**Records for this exercise**.
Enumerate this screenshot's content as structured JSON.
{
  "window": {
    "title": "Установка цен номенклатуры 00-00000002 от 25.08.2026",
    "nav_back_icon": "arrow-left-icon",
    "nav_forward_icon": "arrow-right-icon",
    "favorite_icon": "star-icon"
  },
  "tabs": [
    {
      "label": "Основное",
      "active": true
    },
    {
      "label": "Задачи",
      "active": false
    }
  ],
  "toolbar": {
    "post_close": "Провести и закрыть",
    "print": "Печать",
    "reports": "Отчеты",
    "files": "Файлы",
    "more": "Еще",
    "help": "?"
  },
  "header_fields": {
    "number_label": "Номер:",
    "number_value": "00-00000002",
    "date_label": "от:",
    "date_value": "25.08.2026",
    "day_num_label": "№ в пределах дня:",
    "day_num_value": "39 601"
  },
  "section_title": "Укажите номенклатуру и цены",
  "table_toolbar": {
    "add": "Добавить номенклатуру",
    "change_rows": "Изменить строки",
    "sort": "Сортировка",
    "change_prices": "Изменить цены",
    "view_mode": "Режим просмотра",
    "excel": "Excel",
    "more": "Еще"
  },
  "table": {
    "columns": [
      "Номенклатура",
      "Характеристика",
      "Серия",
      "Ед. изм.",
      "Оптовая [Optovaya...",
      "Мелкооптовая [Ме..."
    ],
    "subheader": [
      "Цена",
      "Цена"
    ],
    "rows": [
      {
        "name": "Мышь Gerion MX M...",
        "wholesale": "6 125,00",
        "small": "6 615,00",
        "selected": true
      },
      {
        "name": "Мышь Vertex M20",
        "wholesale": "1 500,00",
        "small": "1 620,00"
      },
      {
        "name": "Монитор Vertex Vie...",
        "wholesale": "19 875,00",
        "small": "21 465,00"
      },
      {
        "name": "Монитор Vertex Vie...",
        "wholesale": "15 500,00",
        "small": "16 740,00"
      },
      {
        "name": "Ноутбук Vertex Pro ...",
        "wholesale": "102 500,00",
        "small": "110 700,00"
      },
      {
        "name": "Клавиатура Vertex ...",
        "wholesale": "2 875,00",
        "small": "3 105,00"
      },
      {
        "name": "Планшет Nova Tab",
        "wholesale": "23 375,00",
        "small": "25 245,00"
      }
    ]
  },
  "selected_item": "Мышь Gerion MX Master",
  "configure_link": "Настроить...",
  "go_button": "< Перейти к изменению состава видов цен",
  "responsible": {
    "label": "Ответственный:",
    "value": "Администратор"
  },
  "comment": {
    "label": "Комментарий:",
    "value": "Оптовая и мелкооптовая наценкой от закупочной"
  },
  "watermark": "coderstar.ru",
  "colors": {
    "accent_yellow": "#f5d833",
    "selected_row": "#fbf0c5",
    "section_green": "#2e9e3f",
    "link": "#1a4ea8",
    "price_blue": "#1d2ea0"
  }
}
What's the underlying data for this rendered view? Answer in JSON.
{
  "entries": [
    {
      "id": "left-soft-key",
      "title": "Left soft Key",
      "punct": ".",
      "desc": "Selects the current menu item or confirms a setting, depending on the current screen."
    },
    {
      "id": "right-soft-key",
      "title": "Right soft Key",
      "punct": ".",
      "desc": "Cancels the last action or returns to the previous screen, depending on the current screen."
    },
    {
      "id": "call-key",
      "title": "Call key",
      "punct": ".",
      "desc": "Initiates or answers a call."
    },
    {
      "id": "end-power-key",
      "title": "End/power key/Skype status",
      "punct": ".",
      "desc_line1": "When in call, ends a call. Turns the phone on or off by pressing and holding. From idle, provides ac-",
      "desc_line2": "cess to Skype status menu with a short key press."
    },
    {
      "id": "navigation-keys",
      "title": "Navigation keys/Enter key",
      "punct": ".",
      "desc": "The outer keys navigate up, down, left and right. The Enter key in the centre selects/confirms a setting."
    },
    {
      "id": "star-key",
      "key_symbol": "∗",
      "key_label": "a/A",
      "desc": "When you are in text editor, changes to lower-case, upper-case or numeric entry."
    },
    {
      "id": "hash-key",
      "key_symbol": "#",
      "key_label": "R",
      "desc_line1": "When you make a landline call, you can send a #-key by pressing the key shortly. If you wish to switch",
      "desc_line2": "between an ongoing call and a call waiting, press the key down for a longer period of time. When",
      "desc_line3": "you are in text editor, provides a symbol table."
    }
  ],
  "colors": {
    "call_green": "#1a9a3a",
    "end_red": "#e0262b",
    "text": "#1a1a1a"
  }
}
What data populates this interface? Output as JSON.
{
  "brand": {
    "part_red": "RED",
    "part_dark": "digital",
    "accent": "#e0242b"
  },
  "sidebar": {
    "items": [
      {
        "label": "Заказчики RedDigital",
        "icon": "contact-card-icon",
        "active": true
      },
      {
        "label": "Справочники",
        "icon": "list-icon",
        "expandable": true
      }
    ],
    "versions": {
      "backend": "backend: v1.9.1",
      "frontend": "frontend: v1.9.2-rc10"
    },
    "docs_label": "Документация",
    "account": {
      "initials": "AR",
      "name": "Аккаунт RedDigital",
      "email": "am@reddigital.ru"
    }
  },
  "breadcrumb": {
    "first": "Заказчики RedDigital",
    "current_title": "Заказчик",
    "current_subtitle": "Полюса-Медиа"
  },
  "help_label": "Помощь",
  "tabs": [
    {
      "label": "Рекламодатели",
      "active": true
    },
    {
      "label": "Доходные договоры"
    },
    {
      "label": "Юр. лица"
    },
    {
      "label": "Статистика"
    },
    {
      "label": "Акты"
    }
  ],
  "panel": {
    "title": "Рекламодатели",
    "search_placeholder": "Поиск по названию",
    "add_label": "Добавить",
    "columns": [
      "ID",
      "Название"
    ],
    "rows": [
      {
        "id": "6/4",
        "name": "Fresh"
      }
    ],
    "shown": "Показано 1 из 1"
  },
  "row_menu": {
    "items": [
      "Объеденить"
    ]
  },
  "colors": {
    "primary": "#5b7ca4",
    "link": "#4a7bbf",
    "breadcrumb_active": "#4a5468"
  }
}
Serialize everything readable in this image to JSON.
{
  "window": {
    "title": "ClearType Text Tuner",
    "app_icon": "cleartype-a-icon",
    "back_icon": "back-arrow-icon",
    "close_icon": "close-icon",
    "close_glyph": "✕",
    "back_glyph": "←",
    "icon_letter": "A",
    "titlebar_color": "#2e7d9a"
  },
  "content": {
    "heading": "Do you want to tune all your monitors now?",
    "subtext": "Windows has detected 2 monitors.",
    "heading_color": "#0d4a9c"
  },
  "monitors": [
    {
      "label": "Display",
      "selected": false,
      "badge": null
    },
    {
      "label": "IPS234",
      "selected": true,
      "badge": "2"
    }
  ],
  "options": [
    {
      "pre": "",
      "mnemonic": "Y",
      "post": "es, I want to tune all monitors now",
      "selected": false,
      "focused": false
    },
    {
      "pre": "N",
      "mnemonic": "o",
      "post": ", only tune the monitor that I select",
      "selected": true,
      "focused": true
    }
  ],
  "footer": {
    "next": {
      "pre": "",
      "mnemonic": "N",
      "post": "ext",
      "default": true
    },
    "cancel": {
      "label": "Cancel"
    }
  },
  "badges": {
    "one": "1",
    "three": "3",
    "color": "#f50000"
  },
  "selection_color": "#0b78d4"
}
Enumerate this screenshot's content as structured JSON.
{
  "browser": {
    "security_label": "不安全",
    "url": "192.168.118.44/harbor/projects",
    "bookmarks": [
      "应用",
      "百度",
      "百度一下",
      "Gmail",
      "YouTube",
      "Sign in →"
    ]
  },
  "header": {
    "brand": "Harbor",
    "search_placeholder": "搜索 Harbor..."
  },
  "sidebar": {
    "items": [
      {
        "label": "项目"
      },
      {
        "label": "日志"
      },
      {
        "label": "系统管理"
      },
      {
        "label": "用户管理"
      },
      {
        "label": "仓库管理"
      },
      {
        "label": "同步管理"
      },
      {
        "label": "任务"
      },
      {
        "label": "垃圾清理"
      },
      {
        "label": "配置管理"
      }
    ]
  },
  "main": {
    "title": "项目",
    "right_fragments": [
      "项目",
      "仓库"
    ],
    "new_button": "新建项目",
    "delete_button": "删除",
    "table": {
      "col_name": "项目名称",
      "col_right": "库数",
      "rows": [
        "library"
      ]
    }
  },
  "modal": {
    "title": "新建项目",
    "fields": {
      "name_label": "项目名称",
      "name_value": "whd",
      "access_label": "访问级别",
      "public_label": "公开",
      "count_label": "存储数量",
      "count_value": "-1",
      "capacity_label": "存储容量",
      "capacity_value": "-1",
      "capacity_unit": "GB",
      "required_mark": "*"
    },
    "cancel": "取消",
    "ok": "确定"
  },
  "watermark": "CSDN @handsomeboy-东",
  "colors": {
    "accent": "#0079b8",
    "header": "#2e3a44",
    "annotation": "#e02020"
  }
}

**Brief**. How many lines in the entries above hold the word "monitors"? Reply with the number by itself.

**Answer to this task**. 4